Mid Wisconsin. CC:5:2 (Mead et al. 2003).

Mid/Late Wisconsin: Dark Canyon Cave (Howard 1971); Rampart Cave (Wilson 1942); Rancho La Brea (Stock and Harris 1992); Sandblast Cave (Emslie 1988); San Miguel Island (Guthrie 1998).

Mid/Late Wisconsin/Holocene: Jimenez Cave (Messing 1986); Sierra Diablo Cave (UTEP).

Late Wisconsin: Antelope Cave (Reynolds, Reynolds, Bell, and Pitzer 1991: cf.); Bridge Cave (Emslie 1987); Ceremonial Cave (Cosgrove 1947); Gypsum Cave (Jefferson et al. 2015); Howell's Ridge Cave (Howard 1962); Maravillas Canyon (Emslie 1987); Maricopa (Jefferson 1991a); Marmot Cave (Brasso and Emslie 2006); Midden Cave (Mead et al. 2005); Mule Ears Peak (Wetmore 1933); Sandia Cave (Brasso and Emslie 2006); Skull Cave (Emslie 1988); Skylight Cave (Emslie 1988); Stanton's Cave (Rea and Hargrave (1984); Stevens Cave (Emslie 1988); U-Bar Cave 13-14 ka; Vulture Cave (Mead and Phillips 1981).

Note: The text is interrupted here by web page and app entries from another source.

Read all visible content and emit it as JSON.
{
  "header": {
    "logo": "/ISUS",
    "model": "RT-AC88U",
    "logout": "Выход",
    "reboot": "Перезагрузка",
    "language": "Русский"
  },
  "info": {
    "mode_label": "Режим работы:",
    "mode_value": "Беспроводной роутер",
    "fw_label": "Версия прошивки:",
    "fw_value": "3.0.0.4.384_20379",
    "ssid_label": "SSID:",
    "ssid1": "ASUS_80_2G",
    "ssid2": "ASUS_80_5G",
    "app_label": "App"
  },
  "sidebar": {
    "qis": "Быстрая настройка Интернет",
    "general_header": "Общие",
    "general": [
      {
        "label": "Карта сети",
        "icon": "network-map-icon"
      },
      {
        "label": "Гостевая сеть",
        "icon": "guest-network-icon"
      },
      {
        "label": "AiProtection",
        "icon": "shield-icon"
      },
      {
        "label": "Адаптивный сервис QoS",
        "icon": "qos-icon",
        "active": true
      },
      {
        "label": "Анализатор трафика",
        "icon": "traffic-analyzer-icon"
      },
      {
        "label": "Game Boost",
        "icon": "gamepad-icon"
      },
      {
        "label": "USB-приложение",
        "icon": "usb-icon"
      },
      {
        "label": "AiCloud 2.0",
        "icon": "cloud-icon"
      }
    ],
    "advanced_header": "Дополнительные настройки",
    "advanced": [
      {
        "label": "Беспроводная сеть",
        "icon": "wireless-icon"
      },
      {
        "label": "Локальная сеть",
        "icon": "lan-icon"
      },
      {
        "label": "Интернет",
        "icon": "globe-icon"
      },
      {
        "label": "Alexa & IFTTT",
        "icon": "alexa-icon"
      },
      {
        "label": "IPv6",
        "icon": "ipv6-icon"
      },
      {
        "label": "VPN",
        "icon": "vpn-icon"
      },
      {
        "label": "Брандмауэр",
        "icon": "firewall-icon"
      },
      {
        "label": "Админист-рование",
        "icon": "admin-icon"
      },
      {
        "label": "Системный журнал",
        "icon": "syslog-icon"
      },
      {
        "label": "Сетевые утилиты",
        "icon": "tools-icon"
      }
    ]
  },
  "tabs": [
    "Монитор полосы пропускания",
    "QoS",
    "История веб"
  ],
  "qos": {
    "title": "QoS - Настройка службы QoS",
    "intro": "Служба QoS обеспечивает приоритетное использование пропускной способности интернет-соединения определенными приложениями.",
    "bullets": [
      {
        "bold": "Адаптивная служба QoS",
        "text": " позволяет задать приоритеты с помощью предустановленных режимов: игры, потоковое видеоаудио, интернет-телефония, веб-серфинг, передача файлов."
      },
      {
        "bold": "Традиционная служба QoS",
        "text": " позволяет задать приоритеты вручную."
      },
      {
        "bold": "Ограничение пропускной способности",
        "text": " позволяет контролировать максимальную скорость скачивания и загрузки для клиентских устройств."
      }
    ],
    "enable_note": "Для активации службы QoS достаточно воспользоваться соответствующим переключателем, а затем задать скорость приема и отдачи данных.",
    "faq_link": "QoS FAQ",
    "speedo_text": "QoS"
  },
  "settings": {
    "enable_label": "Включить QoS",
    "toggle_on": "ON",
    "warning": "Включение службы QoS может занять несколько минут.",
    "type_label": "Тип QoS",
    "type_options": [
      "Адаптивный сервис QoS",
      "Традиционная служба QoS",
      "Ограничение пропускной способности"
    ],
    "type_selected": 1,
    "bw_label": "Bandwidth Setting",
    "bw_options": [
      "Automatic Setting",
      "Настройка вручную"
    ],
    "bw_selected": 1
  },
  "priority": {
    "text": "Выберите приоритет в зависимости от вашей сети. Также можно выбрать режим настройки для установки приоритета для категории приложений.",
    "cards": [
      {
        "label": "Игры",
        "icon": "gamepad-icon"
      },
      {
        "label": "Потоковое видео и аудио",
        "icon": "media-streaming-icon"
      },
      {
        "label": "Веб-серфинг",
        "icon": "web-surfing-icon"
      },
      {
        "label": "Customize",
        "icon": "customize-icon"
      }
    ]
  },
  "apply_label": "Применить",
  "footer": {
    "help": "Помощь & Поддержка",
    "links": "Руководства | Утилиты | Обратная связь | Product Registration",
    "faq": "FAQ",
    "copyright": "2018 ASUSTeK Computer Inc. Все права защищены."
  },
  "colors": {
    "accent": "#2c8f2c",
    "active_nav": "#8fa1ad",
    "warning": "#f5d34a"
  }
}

Late Wisconsin/Holocene: Burnet Cave (Wetmore 1931; Emslie 1987); Conkling Cavern (Howard and Miller 1933); Kokoweef Cave (Reynolds, Reynolds, et al. 1991); Newberry Cave (Jefferson 1991a); Schuiling Cave (Jefferson 1991a).

Literature. Brasso and Emslie 2006; Cosgrove 1947; Croxen et al. 2007; DeSaussure 1956; Emslie 1987, 1988; Guthrie 1998, 2009; Howard 1962, 1971; Howard and Miller 1933; Jefferson 1991a; Jefferson et al. 2015; Mead and Phillips 1981; Mead et al. 2003; Mead et al. 2005; Messing 1986; Rea and Hargrave 1984; Reynolds, Reynolds, et al. 1991; Reynolds, Reynolds, Bell, and Pitzer 1991; Steadman and Miller 1987; Stock and Harris 1992; Syverson and Prothero 2010; Wetmore 1931, 1933; Wilson 1942.


Last Update: 6 Apr 2015